“We were lucky enough to meet her and she was so generous,” Clive says. “We’re quite a few years behind, but our garden is in a similar vein.”

He has taken the slow route with some plantings – his stand of 32-year-old Washingtonia robusta palms have been grown from seed – and several trees have been grown from cuttings, including one from Wellington Zoo and one Clive begged 20 years ago from a tree he spotted in Wanganui.

“It was a Cussonia sphaerocephala, a South African tree they call a cabbage tree. As far as I know there are only two of the sphaerocephala in New Zealand, one here and, if it’s still there, that one in Wanganui.

“The elderly lady who came to the door was a little startled but she let me take a cutting. She had bought the tree as a little house plant from McKenzie’s [department store] 30 years before that.”
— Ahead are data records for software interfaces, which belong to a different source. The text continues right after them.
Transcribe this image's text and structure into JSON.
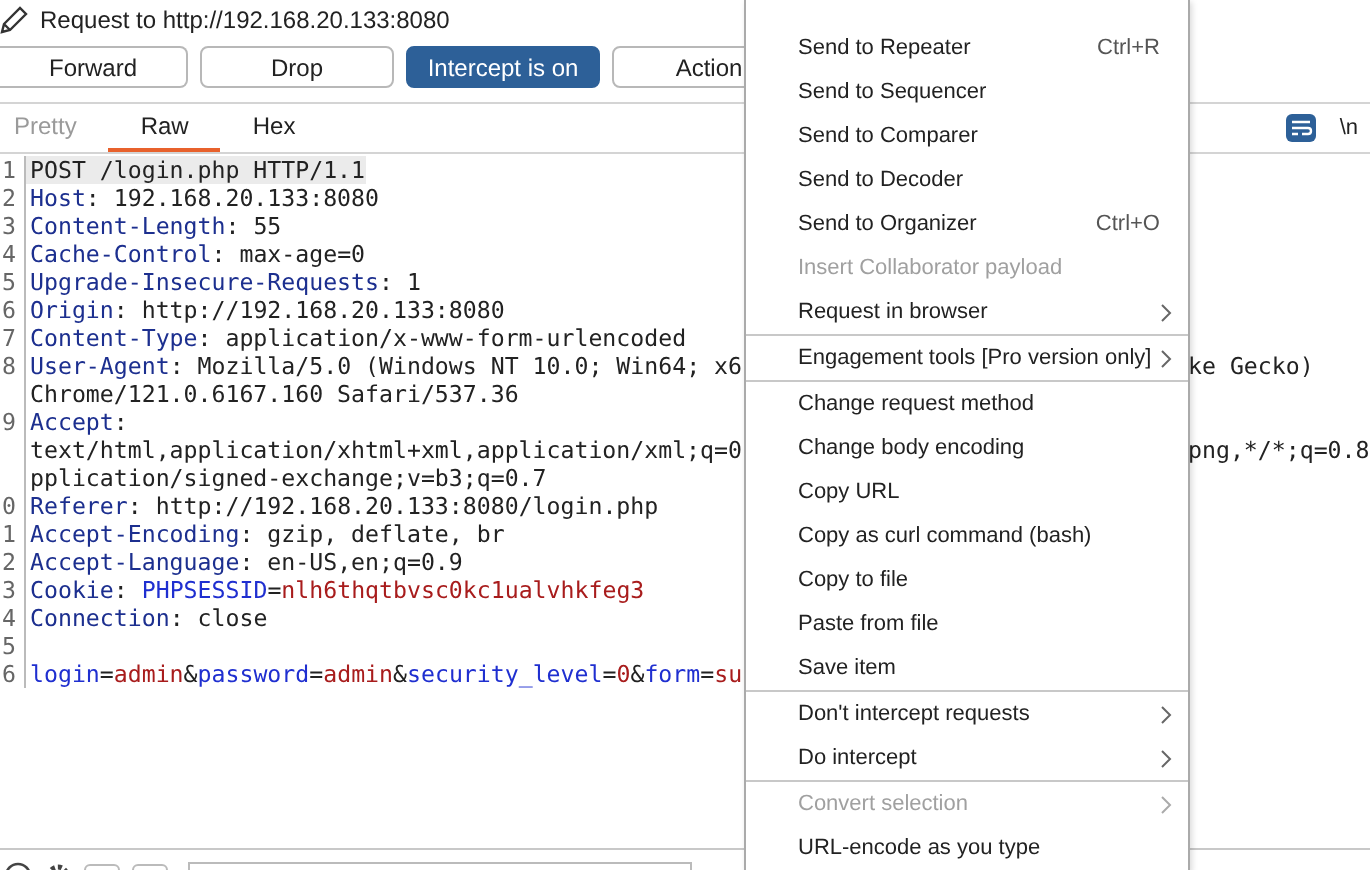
{
  "window": {
    "title": "Request to http://192.168.20.133:8080"
  },
  "toolbar": [
    {
      "label": "Forward",
      "selected": false
    },
    {
      "label": "Drop",
      "selected": false
    },
    {
      "label": "Intercept is on",
      "selected": true
    },
    {
      "label": "Action",
      "selected": false
    }
  ],
  "tabs": [
    {
      "label": "Pretty",
      "selected": false,
      "disabled": true
    },
    {
      "label": "Raw",
      "selected": true,
      "disabled": false
    },
    {
      "label": "Hex",
      "selected": false,
      "disabled": false
    }
  ],
  "editor_options": {
    "wrap_lines": true,
    "newline_label": "\\n"
  },
  "editor": [
    {
      "number": "1",
      "tokens": [
        {
          "kind": "text",
          "text": "POST /login.php HTTP/1.1"
        }
      ]
    },
    {
      "number": "2",
      "tokens": [
        {
          "kind": "key",
          "text": "Host"
        },
        {
          "kind": "text",
          "text": ": 192.168.20.133:8080"
        }
      ]
    },
    {
      "number": "3",
      "tokens": [
        {
          "kind": "key",
          "text": "Content-Length"
        },
        {
          "kind": "text",
          "text": ": 55"
        }
      ]
    },
    {
      "number": "4",
      "tokens": [
        {
          "kind": "key",
          "text": "Cache-Control"
        },
        {
          "kind": "text",
          "text": ": max-age=0"
        }
      ]
    },
    {
      "number": "5",
      "tokens": [
        {
          "kind": "key",
          "text": "Upgrade-Insecure-Requests"
        },
        {
          "kind": "text",
          "text": ": 1"
        }
      ]
    },
    {
      "number": "6",
      "tokens": [
        {
          "kind": "key",
          "text": "Origin"
        },
        {
          "kind": "text",
          "text": ": http://192.168.20.133:8080"
        }
      ]
    },
    {
      "number": "7",
      "tokens": [
        {
          "kind": "key",
          "text": "Content-Type"
        },
        {
          "kind": "text",
          "text": ": application/x-www-form-urlencoded"
        }
      ]
    },
    {
      "number": "8",
      "tokens": [
        {
          "kind": "key",
          "text": "User-Agent"
        },
        {
          "kind": "text",
          "text": ": Mozilla/5.0 (Windows NT 10.0; Win64; x6"
        }
      ],
      "tail": "ke Gecko)"
    },
    {
      "tokens": [
        {
          "kind": "text",
          "text": "Chrome/121.0.6167.160 Safari/537.36"
        }
      ]
    },
    {
      "number": "9",
      "tokens": [
        {
          "kind": "key",
          "text": "Accept"
        },
        {
          "kind": "text",
          "text": ":"
        }
      ]
    },
    {
      "tokens": [
        {
          "kind": "text",
          "text": "text/html,application/xhtml+xml,application/xml;q=0"
        }
      ],
      "tail": "png,*/*;q=0.8"
    },
    {
      "tokens": [
        {
          "kind": "text",
          "text": "pplication/signed-exchange;v=b3;q=0.7"
        }
      ]
    },
    {
      "number": "0",
      "tokens": [
        {
          "kind": "key",
          "text": "Referer"
        },
        {
          "kind": "text",
          "text": ": http://192.168.20.133:8080/login.php"
        }
      ]
    },
    {
      "number": "1",
      "tokens": [
        {
          "kind": "key",
          "text": "Accept-Encoding"
        },
        {
          "kind": "text",
          "text": ": gzip, deflate, br"
        }
      ]
    },
    {
      "number": "2",
      "tokens": [
        {
          "kind": "key",
          "text": "Accept-Language"
        },
        {
          "kind": "text",
          "text": ": en-US,en;q=0.9"
        }
      ]
    },
    {
      "number": "3",
      "tokens": [
        {
          "kind": "key",
          "text": "Cookie"
        },
        {
          "kind": "text",
          "text": ": "
        },
        {
          "kind": "name",
          "text": "PHPSESSID"
        },
        {
          "kind": "text",
          "text": "="
        },
        {
          "kind": "value",
          "text": "nlh6thqtbvsc0kc1ualvhkfeg3"
        }
      ]
    },
    {
      "number": "4",
      "tokens": [
        {
          "kind": "key",
          "text": "Connection"
        },
        {
          "kind": "text",
          "text": ": close"
        }
      ]
    },
    {
      "number": "5"
    },
    {
      "number": "6",
      "tokens": [
        {
          "kind": "name",
          "text": "login"
        },
        {
          "kind": "text",
          "text": "="
        },
        {
          "kind": "value",
          "text": "admin"
        },
        {
          "kind": "text",
          "text": "&"
        },
        {
          "kind": "name",
          "text": "password"
        },
        {
          "kind": "text",
          "text": "="
        },
        {
          "kind": "value",
          "text": "admin"
        },
        {
          "kind": "text",
          "text": "&"
        },
        {
          "kind": "name",
          "text": "security_level"
        },
        {
          "kind": "text",
          "text": "="
        },
        {
          "kind": "value",
          "text": "0"
        },
        {
          "kind": "text",
          "text": "&"
        },
        {
          "kind": "name",
          "text": "form"
        },
        {
          "kind": "text",
          "text": "="
        },
        {
          "kind": "value",
          "text": "su"
        }
      ]
    }
  ],
  "context_menu": [
    {
      "label": "Send to Repeater",
      "shortcut": "Ctrl+R",
      "disabled": false
    },
    {
      "label": "Send to Sequencer",
      "disabled": false
    },
    {
      "label": "Send to Comparer",
      "disabled": false
    },
    {
      "label": "Send to Decoder",
      "disabled": false
    },
    {
      "label": "Send to Organizer",
      "shortcut": "Ctrl+O",
      "disabled": false
    },
    {
      "label": "Insert Collaborator payload",
      "disabled": true
    },
    {
      "label": "Request in browser",
      "disabled": false,
      "submenu": true
    },
    {
      "label": "Engagement tools [Pro version only]",
      "disabled": false,
      "submenu": true,
      "divider_before": true
    },
    {
      "label": "Change request method",
      "disabled": false,
      "divider_before": true
    },
    {
      "label": "Change body encoding",
      "disabled": false
    },
    {
      "label": "Copy URL",
      "disabled": false
    },
    {
      "label": "Copy as curl command (bash)",
      "disabled": false
    },
    {
      "label": "Copy to file",
      "disabled": false
    },
    {
      "label": "Paste from file",
      "disabled": false
    },
    {
      "label": "Save item",
      "disabled": false
    },
    {
      "label": "Don't intercept requests",
      "disabled": false,
      "submenu": true,
      "divider_before": true
    },
    {
      "label": "Do intercept",
      "disabled": false,
      "submenu": true
    },
    {
      "label": "Convert selection",
      "disabled": true,
      "submenu": true,
      "divider_before": true
    },
    {
      "label": "URL-encode as you type",
      "disabled": false
    }
  ]
}
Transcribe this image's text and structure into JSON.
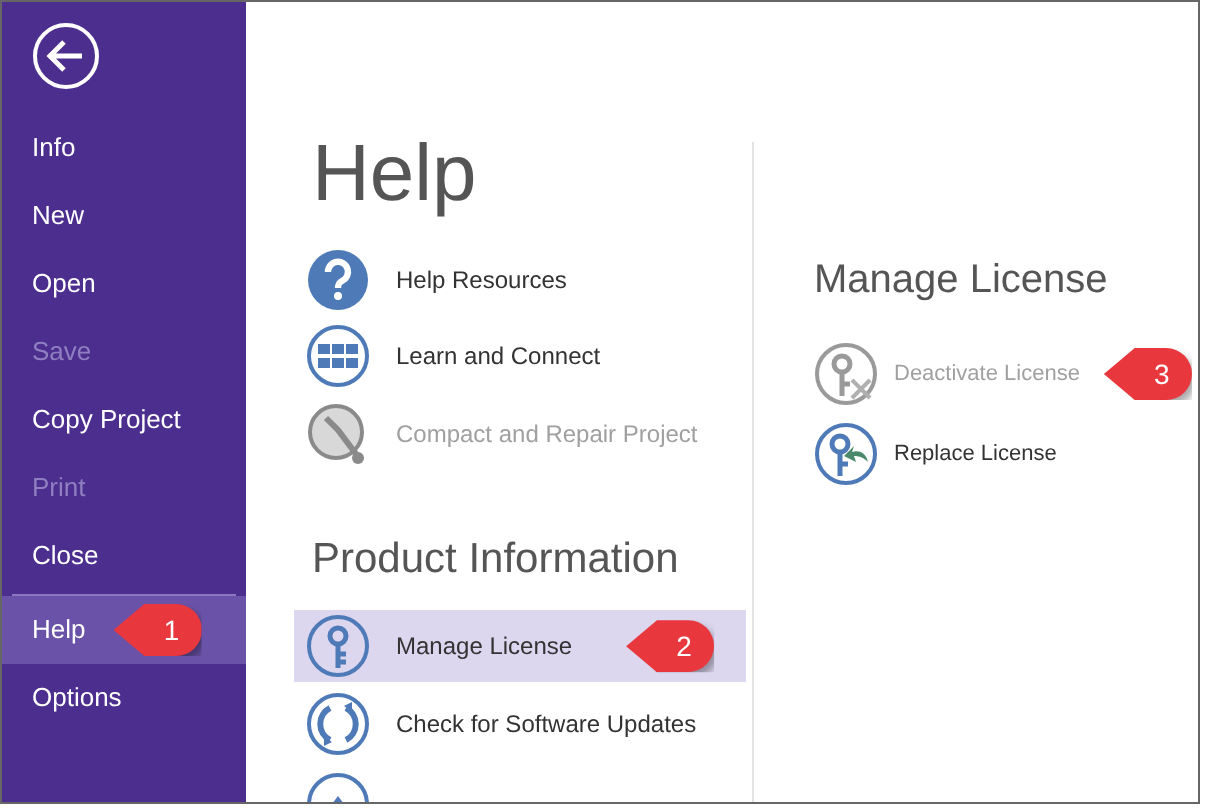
{
  "sidebar": {
    "items": [
      {
        "label": "Info",
        "selected": false,
        "disabled": false
      },
      {
        "label": "New",
        "selected": false,
        "disabled": false
      },
      {
        "label": "Open",
        "selected": false,
        "disabled": false
      },
      {
        "label": "Save",
        "selected": false,
        "disabled": true
      },
      {
        "label": "Copy Project",
        "selected": false,
        "disabled": false
      },
      {
        "label": "Print",
        "selected": false,
        "disabled": true
      },
      {
        "label": "Close",
        "selected": false,
        "disabled": false
      },
      {
        "label": "Help",
        "selected": true,
        "disabled": false,
        "callout": "1"
      },
      {
        "label": "Options",
        "selected": false,
        "disabled": false
      }
    ]
  },
  "help": {
    "title": "Help",
    "items": [
      {
        "label": "Help Resources",
        "disabled": false
      },
      {
        "label": "Learn and Connect",
        "disabled": false
      },
      {
        "label": "Compact and Repair Project",
        "disabled": true
      }
    ]
  },
  "product_information": {
    "title": "Product Information",
    "items": [
      {
        "label": "Manage License",
        "selected": true,
        "callout": "2"
      },
      {
        "label": "Check for Software Updates",
        "selected": false
      }
    ]
  },
  "manage_license": {
    "title": "Manage License",
    "items": [
      {
        "label": "Deactivate License",
        "disabled": true,
        "callout": "3"
      },
      {
        "label": "Replace License",
        "disabled": false
      }
    ]
  }
}
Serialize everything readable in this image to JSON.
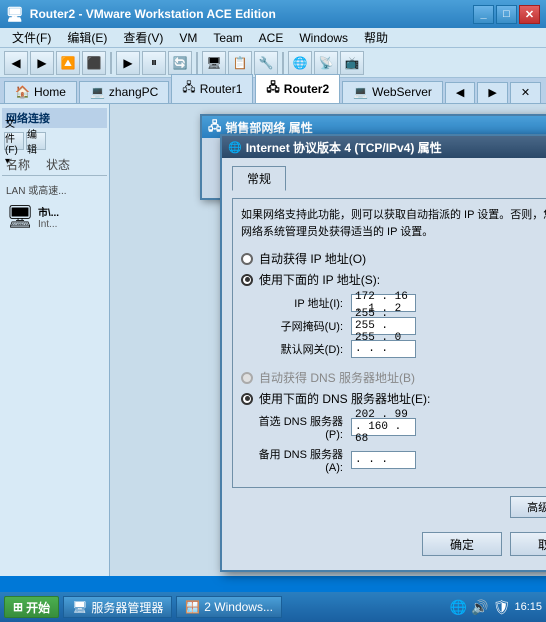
{
  "window": {
    "title": "Router2 - VMware Workstation ACE Edition",
    "icon": "🖥"
  },
  "menu": {
    "items": [
      "文件(F)",
      "编辑(E)",
      "查看(V)",
      "VM",
      "Team",
      "ACE",
      "Windows",
      "帮助"
    ]
  },
  "tabs": [
    {
      "label": "Home",
      "icon": "🏠",
      "active": false
    },
    {
      "label": "zhangPC",
      "icon": "💻",
      "active": false
    },
    {
      "label": "Router1",
      "icon": "🖧",
      "active": false
    },
    {
      "label": "Router2",
      "icon": "🖧",
      "active": true
    },
    {
      "label": "WebServer",
      "icon": "💻",
      "active": false
    }
  ],
  "sidebar": {
    "header": "网络连接",
    "labels": {
      "name": "名称",
      "status": "状态",
      "type": "LAN 或高速..."
    },
    "items": [
      {
        "name": "市\\...",
        "subtext": "Int..."
      }
    ]
  },
  "dialog_sales": {
    "title": "销售部网络 属性"
  },
  "dialog_tcp": {
    "title": "Internet 协议版本 4 (TCP/IPv4) 属性",
    "help_label": "?",
    "close_label": "×",
    "tab_label": "常规",
    "info_text": "如果网络支持此功能，则可以获取自动指派的 IP 设置。否则，您需要从网络系统管理员处获得适当的 IP 设置。",
    "radio_auto_ip": "自动获得 IP 地址(O)",
    "radio_manual_ip": "使用下面的 IP 地址(S):",
    "label_ip": "IP 地址(I):",
    "label_subnet": "子网掩码(U):",
    "label_gateway": "默认网关(D):",
    "ip_value": "172 . 16 . 1 . 2",
    "subnet_value": "255 . 255 . 255 . 0",
    "gateway_value": ". . .",
    "radio_auto_dns": "自动获得 DNS 服务器地址(B)",
    "radio_manual_dns": "使用下面的 DNS 服务器地址(E):",
    "label_preferred_dns": "首选 DNS 服务器(P):",
    "label_alternate_dns": "备用 DNS 服务器(A):",
    "preferred_dns_value": "202 . 99 . 160 . 68",
    "alternate_dns_value": ". . .",
    "advanced_btn": "高级(V)...",
    "ok_btn": "确定",
    "cancel_btn": "取消"
  },
  "taskbar": {
    "start_label": "开始",
    "items": [
      "服务器管理器",
      "2 Windows..."
    ],
    "time": "16:15"
  }
}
Clive loves the colour of new foliage on Lobelia gibberoa, so much so he had a paint made to match for an outside wall. Photo: Sandra Simpson

An area of garden was “demolished” by a storm in 2004, including bringing down an old elm tree, but the event proved to have an upside. “There was the heartache of losing a big tree in the garden, but it was the best thing that ever happened because it suddenly showed me what my style of gardening was – and an elm, despite being a lovely tree, wasn’t it.”


  • Daphne bholua for its sweet winter scent … but note Abbie Jury’s comments on its tendency to sucker and seed freely in her New Plymouth garden.
  • Colletia paradoxa has vanilla-scented flowers from late summer
  • Agave chiapensis for its unusually marked leaves
  • Chusquea coronalis (a South American bamboo) has delicate foliage and arching stems
  • Schefflera Condor for its “spellbinding” new foliage – this plant was introduced to New Zealand by Dick Endt
  • Lobelia gibberoa (tree lobelia) for its pink-purple ribbed leaves
  • Ceroxylon quindiuense (wax palm) from the Andes is the tallest palm in the world and can grow up to 70m
  • Jubaea chilensis (Chilean wine palm) for its splendid trunk – the largest diameter of any in the world. (There is a large tree at The Domain in Tauranga.)

This article first appeared in the Bay of Plenty Times and is reproduced with permission. It has been edited slightly for relevance.